** Provided data follows **

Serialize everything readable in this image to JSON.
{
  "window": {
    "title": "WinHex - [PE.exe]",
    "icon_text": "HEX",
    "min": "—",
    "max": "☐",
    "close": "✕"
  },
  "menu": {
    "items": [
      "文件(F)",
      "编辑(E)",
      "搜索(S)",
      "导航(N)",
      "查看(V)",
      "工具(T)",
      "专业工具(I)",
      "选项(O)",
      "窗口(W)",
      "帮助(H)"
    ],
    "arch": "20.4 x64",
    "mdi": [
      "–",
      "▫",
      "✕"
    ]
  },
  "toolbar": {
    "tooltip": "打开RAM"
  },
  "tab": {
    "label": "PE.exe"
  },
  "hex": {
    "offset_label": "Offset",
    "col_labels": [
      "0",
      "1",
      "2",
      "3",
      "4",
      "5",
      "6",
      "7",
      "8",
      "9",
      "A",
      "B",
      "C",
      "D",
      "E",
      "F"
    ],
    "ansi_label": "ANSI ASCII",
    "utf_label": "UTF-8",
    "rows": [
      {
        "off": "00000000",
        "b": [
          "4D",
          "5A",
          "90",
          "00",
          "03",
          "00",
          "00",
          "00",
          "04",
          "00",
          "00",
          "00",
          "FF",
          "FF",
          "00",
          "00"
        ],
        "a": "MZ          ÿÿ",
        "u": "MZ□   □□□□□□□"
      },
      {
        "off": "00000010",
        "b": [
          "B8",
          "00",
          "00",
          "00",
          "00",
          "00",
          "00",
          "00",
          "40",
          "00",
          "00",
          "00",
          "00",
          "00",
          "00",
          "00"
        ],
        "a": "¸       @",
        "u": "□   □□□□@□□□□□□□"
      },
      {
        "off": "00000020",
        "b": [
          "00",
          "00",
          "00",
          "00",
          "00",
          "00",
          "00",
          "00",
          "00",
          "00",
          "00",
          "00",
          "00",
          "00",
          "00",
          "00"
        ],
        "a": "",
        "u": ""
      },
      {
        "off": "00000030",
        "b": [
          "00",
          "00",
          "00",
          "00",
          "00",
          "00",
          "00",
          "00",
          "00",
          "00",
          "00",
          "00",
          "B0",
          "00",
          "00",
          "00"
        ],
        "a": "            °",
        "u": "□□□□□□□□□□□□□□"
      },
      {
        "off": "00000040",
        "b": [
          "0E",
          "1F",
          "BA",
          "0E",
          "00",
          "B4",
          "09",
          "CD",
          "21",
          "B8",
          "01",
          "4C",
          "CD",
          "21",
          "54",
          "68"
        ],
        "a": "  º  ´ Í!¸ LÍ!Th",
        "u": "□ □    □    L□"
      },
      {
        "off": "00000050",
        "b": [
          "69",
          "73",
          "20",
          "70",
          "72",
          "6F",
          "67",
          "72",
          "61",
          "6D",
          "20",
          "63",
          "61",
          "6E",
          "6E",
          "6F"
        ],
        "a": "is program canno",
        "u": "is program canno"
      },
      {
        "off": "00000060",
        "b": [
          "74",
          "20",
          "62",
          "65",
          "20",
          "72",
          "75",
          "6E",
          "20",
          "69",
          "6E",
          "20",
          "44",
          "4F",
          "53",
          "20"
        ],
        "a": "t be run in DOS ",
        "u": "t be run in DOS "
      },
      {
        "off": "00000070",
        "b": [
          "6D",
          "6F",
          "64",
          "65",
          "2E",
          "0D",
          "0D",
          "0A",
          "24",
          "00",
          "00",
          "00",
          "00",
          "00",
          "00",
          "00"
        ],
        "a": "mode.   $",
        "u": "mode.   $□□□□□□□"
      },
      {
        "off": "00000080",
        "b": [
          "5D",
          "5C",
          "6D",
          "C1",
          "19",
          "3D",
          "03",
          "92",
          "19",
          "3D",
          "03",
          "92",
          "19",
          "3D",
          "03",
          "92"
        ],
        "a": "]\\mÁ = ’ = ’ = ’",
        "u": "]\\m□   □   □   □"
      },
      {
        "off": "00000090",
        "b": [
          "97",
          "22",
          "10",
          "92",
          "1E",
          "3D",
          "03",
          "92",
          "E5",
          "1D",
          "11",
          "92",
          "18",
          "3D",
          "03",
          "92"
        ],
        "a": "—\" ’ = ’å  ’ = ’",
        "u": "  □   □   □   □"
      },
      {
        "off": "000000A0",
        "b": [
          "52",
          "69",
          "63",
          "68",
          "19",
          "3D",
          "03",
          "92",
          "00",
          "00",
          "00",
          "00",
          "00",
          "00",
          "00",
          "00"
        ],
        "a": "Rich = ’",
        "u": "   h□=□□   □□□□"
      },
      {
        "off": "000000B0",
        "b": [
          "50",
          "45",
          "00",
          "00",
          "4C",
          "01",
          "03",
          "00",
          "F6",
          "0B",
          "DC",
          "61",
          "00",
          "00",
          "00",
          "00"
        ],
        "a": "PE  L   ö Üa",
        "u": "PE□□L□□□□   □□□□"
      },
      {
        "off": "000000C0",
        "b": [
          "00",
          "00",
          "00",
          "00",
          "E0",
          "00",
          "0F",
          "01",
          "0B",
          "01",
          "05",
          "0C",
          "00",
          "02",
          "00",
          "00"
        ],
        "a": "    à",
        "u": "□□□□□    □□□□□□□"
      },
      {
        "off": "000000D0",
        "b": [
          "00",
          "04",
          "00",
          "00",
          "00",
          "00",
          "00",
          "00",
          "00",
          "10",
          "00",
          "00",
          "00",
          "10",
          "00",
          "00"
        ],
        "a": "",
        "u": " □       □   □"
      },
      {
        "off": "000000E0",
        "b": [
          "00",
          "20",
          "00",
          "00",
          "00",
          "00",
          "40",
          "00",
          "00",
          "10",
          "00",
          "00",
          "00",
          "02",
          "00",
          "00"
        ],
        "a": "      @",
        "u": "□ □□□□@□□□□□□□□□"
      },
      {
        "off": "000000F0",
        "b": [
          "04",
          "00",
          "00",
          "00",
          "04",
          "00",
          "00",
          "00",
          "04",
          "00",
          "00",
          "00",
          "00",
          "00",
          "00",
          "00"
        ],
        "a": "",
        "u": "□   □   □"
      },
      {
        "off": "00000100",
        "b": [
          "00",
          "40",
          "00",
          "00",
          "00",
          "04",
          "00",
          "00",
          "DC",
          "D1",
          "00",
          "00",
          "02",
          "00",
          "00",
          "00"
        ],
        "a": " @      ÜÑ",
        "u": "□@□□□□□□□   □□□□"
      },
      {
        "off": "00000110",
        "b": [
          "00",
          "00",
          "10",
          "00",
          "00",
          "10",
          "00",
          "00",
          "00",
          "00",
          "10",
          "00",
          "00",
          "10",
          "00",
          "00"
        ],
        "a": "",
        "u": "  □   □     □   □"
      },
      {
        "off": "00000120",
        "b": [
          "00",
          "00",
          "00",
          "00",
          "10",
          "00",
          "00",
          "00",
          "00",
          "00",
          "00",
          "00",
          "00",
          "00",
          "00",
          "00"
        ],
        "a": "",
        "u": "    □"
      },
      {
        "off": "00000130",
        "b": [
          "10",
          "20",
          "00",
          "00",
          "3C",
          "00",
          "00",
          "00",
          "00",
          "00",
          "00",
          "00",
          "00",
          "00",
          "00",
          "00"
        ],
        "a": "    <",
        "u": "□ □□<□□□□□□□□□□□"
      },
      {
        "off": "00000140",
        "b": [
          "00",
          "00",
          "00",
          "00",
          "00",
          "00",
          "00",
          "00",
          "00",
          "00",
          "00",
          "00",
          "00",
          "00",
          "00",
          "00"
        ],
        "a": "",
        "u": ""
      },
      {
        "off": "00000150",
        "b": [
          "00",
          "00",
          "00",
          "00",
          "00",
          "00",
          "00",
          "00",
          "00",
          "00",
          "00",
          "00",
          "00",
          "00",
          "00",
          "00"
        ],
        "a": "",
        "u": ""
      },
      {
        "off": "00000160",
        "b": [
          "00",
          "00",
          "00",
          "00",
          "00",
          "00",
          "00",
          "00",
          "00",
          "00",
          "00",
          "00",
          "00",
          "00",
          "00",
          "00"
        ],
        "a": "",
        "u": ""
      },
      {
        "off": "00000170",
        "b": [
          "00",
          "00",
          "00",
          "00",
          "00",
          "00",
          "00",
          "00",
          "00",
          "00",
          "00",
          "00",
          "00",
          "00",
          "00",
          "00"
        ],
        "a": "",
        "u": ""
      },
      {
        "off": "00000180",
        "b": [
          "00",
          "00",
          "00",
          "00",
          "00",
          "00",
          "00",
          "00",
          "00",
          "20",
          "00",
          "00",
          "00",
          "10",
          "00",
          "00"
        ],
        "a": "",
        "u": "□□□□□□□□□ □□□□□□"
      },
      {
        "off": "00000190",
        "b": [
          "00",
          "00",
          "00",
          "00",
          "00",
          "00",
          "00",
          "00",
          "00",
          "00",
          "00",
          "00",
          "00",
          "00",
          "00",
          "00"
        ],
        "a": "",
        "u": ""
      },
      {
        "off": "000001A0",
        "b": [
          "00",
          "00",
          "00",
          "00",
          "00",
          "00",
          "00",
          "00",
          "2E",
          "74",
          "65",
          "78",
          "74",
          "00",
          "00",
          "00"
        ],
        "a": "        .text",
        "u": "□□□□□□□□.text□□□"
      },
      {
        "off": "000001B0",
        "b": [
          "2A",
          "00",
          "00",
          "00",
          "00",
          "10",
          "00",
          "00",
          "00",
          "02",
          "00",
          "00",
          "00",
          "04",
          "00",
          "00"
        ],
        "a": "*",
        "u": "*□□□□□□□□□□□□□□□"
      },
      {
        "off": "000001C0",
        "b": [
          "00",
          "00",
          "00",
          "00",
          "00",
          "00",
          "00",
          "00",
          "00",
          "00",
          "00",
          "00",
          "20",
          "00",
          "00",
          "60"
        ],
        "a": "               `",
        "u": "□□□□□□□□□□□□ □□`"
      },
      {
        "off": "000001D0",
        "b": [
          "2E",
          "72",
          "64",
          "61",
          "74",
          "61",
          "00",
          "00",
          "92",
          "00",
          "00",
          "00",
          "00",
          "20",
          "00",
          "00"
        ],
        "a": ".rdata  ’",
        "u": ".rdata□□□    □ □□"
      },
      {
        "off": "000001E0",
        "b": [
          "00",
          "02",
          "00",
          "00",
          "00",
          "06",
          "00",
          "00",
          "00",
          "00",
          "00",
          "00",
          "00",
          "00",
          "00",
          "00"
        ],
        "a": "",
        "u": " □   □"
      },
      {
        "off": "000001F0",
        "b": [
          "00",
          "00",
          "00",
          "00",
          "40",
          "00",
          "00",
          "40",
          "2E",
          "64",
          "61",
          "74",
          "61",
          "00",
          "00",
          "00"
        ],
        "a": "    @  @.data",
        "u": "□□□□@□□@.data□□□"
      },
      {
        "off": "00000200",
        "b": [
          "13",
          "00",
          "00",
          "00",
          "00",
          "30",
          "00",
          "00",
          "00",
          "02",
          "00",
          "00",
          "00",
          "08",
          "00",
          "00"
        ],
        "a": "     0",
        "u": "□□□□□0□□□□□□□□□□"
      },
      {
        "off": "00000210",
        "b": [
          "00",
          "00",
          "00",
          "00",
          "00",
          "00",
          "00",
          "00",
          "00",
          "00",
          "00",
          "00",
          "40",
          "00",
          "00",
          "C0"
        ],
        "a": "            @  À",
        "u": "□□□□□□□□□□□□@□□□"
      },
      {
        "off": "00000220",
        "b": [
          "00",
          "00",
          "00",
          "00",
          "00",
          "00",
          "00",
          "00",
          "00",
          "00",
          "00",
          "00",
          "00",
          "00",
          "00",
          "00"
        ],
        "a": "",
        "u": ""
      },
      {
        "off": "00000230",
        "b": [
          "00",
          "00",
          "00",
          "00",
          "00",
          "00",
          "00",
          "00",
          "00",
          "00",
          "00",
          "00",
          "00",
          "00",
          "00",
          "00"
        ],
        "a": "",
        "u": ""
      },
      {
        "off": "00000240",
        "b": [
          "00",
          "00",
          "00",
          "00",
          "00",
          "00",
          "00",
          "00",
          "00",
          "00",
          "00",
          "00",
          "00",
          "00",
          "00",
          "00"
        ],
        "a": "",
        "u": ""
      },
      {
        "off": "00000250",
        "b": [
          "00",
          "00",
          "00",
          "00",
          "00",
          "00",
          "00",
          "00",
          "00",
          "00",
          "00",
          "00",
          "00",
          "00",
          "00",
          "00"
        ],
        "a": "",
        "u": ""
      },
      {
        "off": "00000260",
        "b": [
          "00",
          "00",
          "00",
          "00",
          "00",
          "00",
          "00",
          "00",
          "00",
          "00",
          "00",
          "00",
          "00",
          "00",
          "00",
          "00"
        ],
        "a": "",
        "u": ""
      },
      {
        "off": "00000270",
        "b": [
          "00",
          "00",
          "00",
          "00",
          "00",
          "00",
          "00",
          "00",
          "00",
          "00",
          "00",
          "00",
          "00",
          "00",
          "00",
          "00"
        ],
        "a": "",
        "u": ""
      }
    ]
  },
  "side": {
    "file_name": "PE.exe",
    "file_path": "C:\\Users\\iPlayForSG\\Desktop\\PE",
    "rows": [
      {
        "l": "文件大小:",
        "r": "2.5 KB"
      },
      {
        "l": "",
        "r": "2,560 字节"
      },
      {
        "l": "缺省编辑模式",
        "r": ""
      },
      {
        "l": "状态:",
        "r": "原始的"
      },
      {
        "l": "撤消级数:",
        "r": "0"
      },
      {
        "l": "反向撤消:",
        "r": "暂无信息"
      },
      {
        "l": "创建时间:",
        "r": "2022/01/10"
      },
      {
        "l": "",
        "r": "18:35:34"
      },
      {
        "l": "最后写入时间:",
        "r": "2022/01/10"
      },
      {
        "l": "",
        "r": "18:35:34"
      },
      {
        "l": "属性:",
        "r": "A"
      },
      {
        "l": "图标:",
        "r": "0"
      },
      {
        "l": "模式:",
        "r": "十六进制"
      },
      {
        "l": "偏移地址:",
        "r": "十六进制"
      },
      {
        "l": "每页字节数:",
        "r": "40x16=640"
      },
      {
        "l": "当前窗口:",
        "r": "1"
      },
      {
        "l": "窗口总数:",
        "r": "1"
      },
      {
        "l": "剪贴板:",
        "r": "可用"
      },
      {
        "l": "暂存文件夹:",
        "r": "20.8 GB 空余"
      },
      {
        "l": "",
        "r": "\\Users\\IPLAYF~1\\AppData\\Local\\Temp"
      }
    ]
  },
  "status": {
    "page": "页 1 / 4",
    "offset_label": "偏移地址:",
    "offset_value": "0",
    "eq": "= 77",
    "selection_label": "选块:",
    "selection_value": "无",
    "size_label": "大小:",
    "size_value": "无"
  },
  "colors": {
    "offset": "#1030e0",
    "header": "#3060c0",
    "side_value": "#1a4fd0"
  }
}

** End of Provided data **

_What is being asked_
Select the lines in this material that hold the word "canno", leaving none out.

_Finished task_
        "a": "is program canno",
        "u": "is program canno"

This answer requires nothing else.